  2. Open bash on your computer and navigate to the local GitHub directory that you created using the Set-up Materials.

To do this, at the command prompt, type:

$ cd ~/Documents/GitHub

Note: If you have stored your GitHub directory in a location that is different

  • i.e. it is not /Documents/GitHub, be sure to adjust the above code to represent the actual path to the GitHub directory on your computer.

Now use git clone to clone, or create a copy of, the entire repo in the GitHub directory on your computer.

# clone the forked repo to our computer
$ git clone https://github.com/neon/DI-NEON-participants.git

Data Tip: Are you a Windows user and are having a hard time copying the URL into shell? You can copy and paste in the shell environment after you have the feature turned on. Right click on your bash shell window (at the top) and select “properties”. Make sure “quick edit” is checked. You should now be able to copy and paste within the bash environment.

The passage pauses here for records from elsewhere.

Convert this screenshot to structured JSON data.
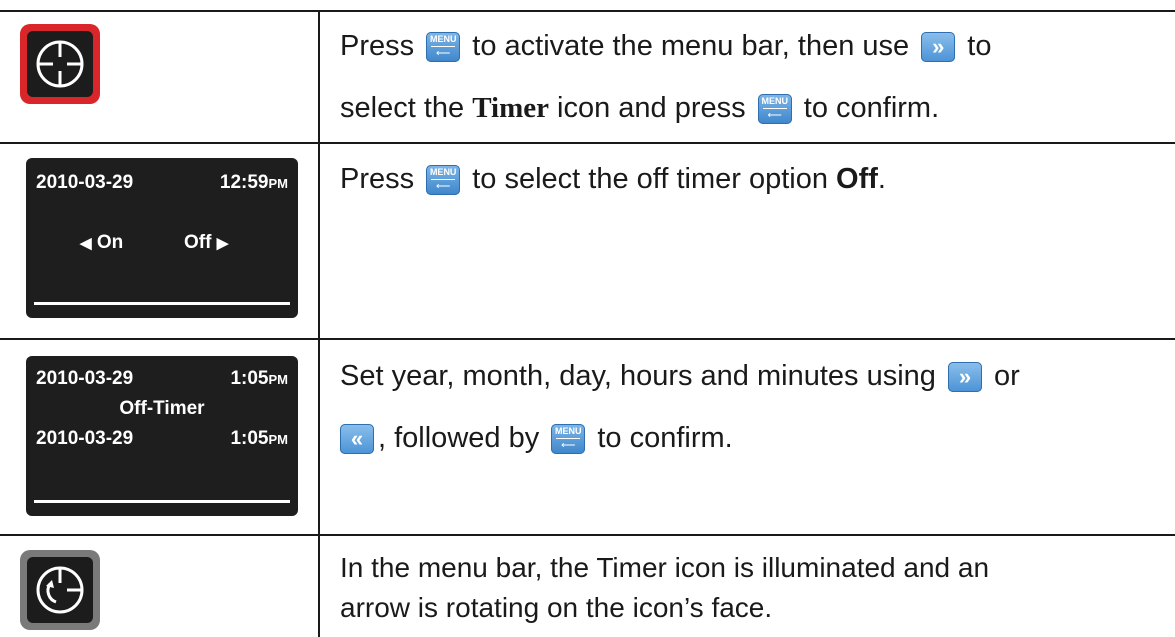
{
  "rows": [
    {
      "icon": "timer-icon-selected",
      "text": {
        "p1": "Press",
        "p2": " to activate the menu bar, then use ",
        "p3": " to",
        "p4": "select the ",
        "bold_word": "Timer",
        "p5": " icon and press ",
        "p6": " to confirm."
      }
    },
    {
      "screen": {
        "date": "2010-03-29",
        "time": "12:59",
        "ampm": "PM",
        "left_option": "On",
        "right_option": "Off"
      },
      "text": {
        "p1": "Press ",
        "p2": " to select the off timer option ",
        "bold_word": "Off",
        "p3": "."
      }
    },
    {
      "screen": {
        "date": "2010-03-29",
        "time": "1:05",
        "ampm": "PM",
        "title": "Off-Timer",
        "date2": "2010-03-29",
        "time2": "1:05",
        "ampm2": "PM"
      },
      "text": {
        "p1": "Set year, month, day, hours and minutes using ",
        "p2": " or",
        "p3": ", followed by ",
        "p4": " to confirm."
      }
    },
    {
      "icon": "timer-icon-illuminated",
      "text": {
        "line1": "In the menu bar, the Timer icon is illuminated and an",
        "line2": "arrow is rotating on the icon’s face."
      }
    }
  ],
  "keys": {
    "menu_label": "MENU",
    "return_glyph": "⟵",
    "right_glyph": "»",
    "left_glyph": "«"
  },
  "colors": {
    "key_blue": "#4a92d6",
    "icon_red_border": "#d9262a",
    "screen_bg": "#1e1e1e"
  }
}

The output shows you what is being cloned to your computer.

Cloning into 'DI-NEON-participants.git'...
remote: Counting objects: 3808, done.
remote: Total 3808 (delta 0), reused 0 (delta 0), pack-reused 3808
Receiving objects: 100% (3808/3808), 2.92 MiB | 2.17 MiB/s, done.
Resolving deltas: 100% (2185/2185), done.
Checking connectivity... done.
$

Note: The output numbers that you see on your computer, representing the total file size, etc, may differ from the example provided above.

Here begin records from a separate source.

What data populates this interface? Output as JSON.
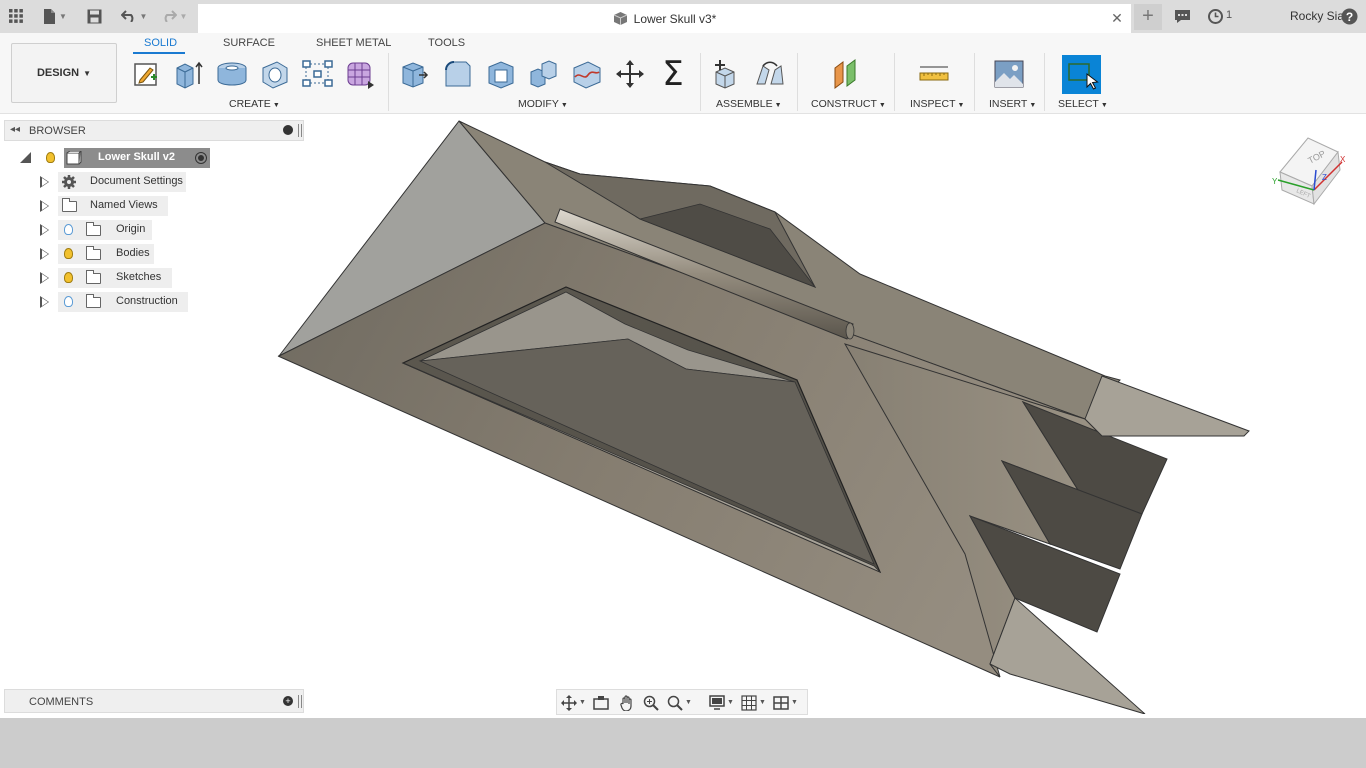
{
  "topbar": {
    "doc_title": "Lower Skull v3*",
    "job_count": "1",
    "user_name": "Rocky Sian",
    "help_label": "?"
  },
  "ribbon": {
    "workspace": "DESIGN",
    "tabs": [
      "SOLID",
      "SURFACE",
      "SHEET METAL",
      "TOOLS"
    ],
    "active_tab": "SOLID",
    "groups": {
      "create": "CREATE",
      "modify": "MODIFY",
      "assemble": "ASSEMBLE",
      "construct": "CONSTRUCT",
      "inspect": "INSPECT",
      "insert": "INSERT",
      "select": "SELECT"
    },
    "sigma_glyph": "Σ"
  },
  "browser": {
    "title": "BROWSER",
    "root": "Lower Skull v2",
    "items": [
      {
        "label": "Document Settings",
        "icon": "gear-icon"
      },
      {
        "label": "Named Views",
        "icon": "folder-icon"
      },
      {
        "label": "Origin",
        "icon": "folder-icon",
        "bulb": "blue"
      },
      {
        "label": "Bodies",
        "icon": "folder-icon",
        "bulb": "yellow"
      },
      {
        "label": "Sketches",
        "icon": "folder-icon",
        "bulb": "yellow"
      },
      {
        "label": "Construction",
        "icon": "folder-icon",
        "bulb": "blue"
      }
    ]
  },
  "comments": {
    "title": "COMMENTS"
  },
  "viewcube": {
    "top": "TOP",
    "left": "LEFT",
    "x": "X",
    "y": "Y",
    "z": "Z"
  },
  "colors": {
    "accent": "#1a7ad1",
    "select_blue": "#0a84d6",
    "bulb_yellow": "#f2c12e",
    "bulb_blue": "#5b9bd5",
    "model_face": "#8f877a"
  }
}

View the New Repo

Next, let’s make sure the repository is created on your computer in the location where you think it is.

At the command line, type ls to list the contents of the current directory.

# view directory contents
$ ls

Next, navigate to your copy of the data institute repo using cd or change directory:

# navigate to the NEON participants repository
$ cd DI-NEON-participants

# view repository contents
$ ls

404.md			_includes		code
ISSUE_TEMPLATE.md	_layouts		images
README.md		_posts			index.md
_config.yml		_site			institute-materials
_data			assets			org

Alternatively, we can view the local repo DI-NEON-participants in a finder (Mac) or Windows Explorer (Windows) window. Simply open your Documents in a window and navigate to the new local repo.

Using either method, we can see that the file structure of our cloned repo exactly mirrors the file structure of our forked GitHub repo.

Thought Question: Is the cloned version of this repo that you just created on your laptop, a direct copy of the NEON central repo -OR- of your forked version of the NEON central repo?

Summary Workflow – Create a Local Repo

In the github.com interface:

  • Copy URL of the repo you want to work on locally

In shell:

  • git clone URLhere

Note: that you can copy the URL of your repository directly from GitHub.


Got questions? No problem. Leave your question in the comment box below. It’s likely some of your colleagues have the same question, too! And also likely someone else knows the answer.